Already, success. Some of the students’ opening sentences stood out on the pages of their pink books like flowers that might just have the chance to open. I was inspired. More and more students started writing, and the fingers of silence stretched to the corners of my room on Friday morning as they started scribbling words, sentences, and paragraphs on to the page.
They wrote until break and annotated their techniques. No talking. No LLD. They were excited about this! Now, so was I. And I hadn’t even introduced the translation to slam. The metaphor was enough for the moment.
When they returned, I told them they were going to improve on their writing, but they were going to do it through making aspects of their speeches into slam poetry. Some of them perked up their ears. What’s slam poetry, they asked?

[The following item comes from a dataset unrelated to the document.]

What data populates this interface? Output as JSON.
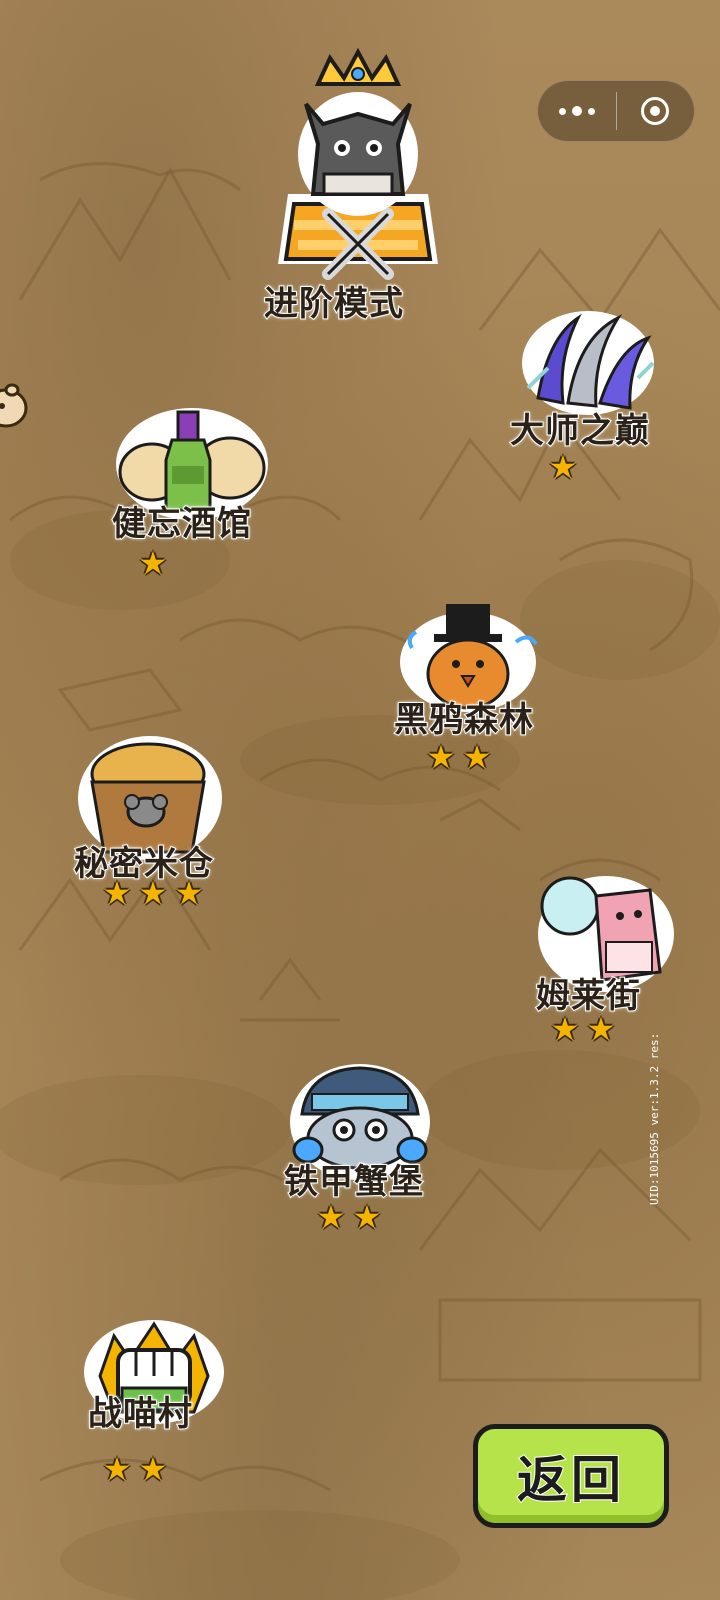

I showed them three short clips of slam poets of late who’ve made headlines: a student from Harvard who spoke at his graduation with a slam poem, another student who expressed frustration at the double standards between boys and girls in high school, and a third who was angry at exams.
They gawked. We can’t do that! Some exclaimed. Others sat there silently, and I wondered what ideas were already flowing, and whether they would experiment like I was doing then. Teach slam poetry when my sentence starters were unused? Uneyed, unlooked at for the day? Let’s see if this works, I sighed, feeling guilty for some reason.

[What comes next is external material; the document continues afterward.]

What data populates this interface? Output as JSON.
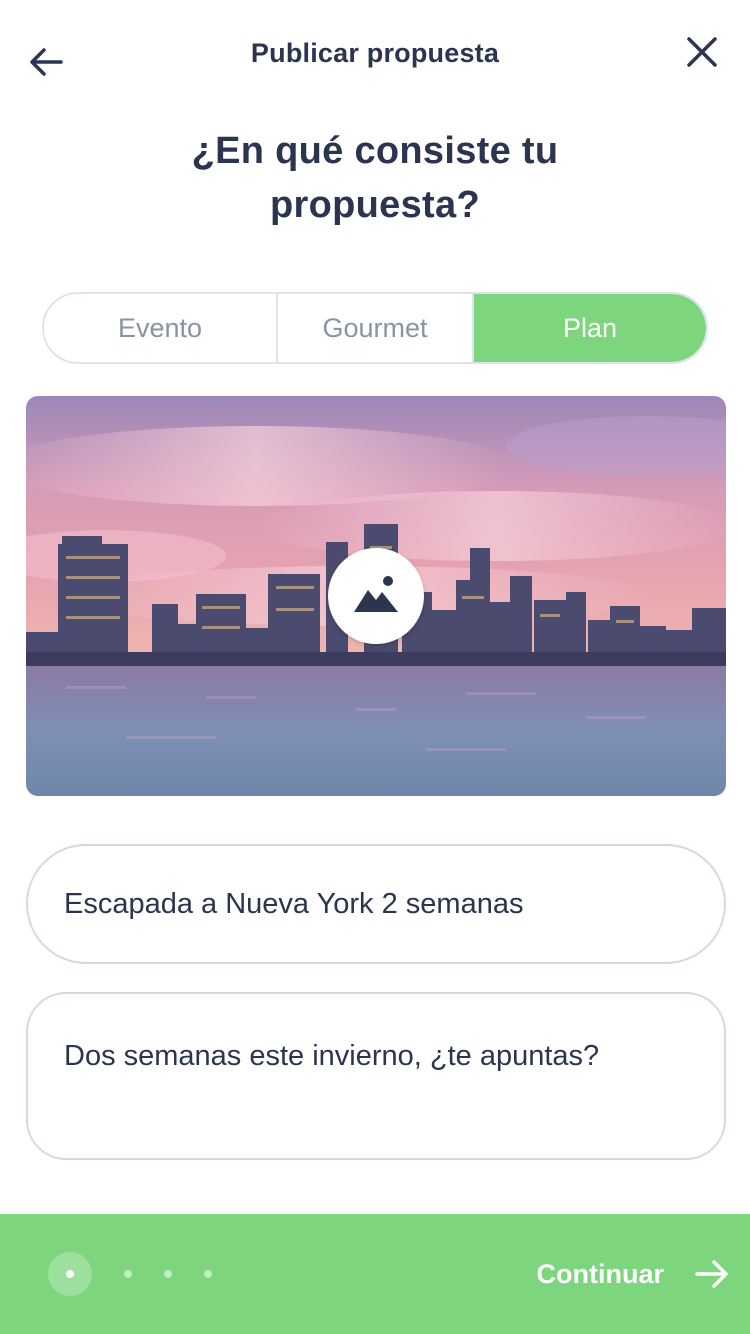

Some tips for slam poetry: (link attached)
- Make it original. The written piece must be original. The story being performed for competition needs to be your own work.
- Time. Each poet has 3 minutes to perform. While practicing your poem, time yourself to make sure you do not go over the time limit. (Poets lose points for going over 10 or more seconds!)
- Simple & Relatable. Your poem should be able to reach your audience the first time it’s heard. Read and perform it for family & friends before competing. Ask them what is clear and what is not. Choose themes and subjects that many people can relate to, like relationships, politics, religion, insecurity, family-social issues, etc. Your poem should be clear and convey a message.
- Rhythmic & Passionate. Your poem should have a rhythm that shows through your passionate performance. A slam poem moves the audience through different moods. How the poem is performed is at least as important as the content if not more! (No pressure.)
And because I don’t like to ask students to do what I won’t try myself, I gave it a go, to mixed reviews:
So here’s me slamming my slam poetry effort on Friday:
My students stare at me like the dimming data they’d become
The data that so much determines my–dare I say–income
A battle beat-a battled drum
It’s fiercesome, but doledrum, I want them to become
So sit here and learn this and learn it well
Slam Poetry is about the smell
of the pencil on your paper
No pencil? Blue or black pen then–yes there’s a reason–to use it so do it
Write about your issue with the ethos of your knowledge and your life and what’s true
Your love is an onion? Ok that might be true, for you.
You lost your love because of your brown paper? How so? Now, though,
The student stares at me and shrugs, shrinking, done for a minute.
What do I say next? Where’d my metaphor go? She asks.
I can’t continue, as I too have lost my mojo, so I sit down and try to take it slow.
Sip my coffee and smell its scent.
Smell my defeat, my exhaustion, my exertion, my extra. Will it pay off?
Finish this for homework! I shout. I want it Monday. I want your effort dripping
off the pages of your mind onto these empy white sheets.
I want transfer. I want technique.
I want you to show yourself off,
try and fail,
for no one sees but me.
(Or take a detention.
It’s a lack of work I must mention.
Remember that, a working memory knowledge retention…exercise.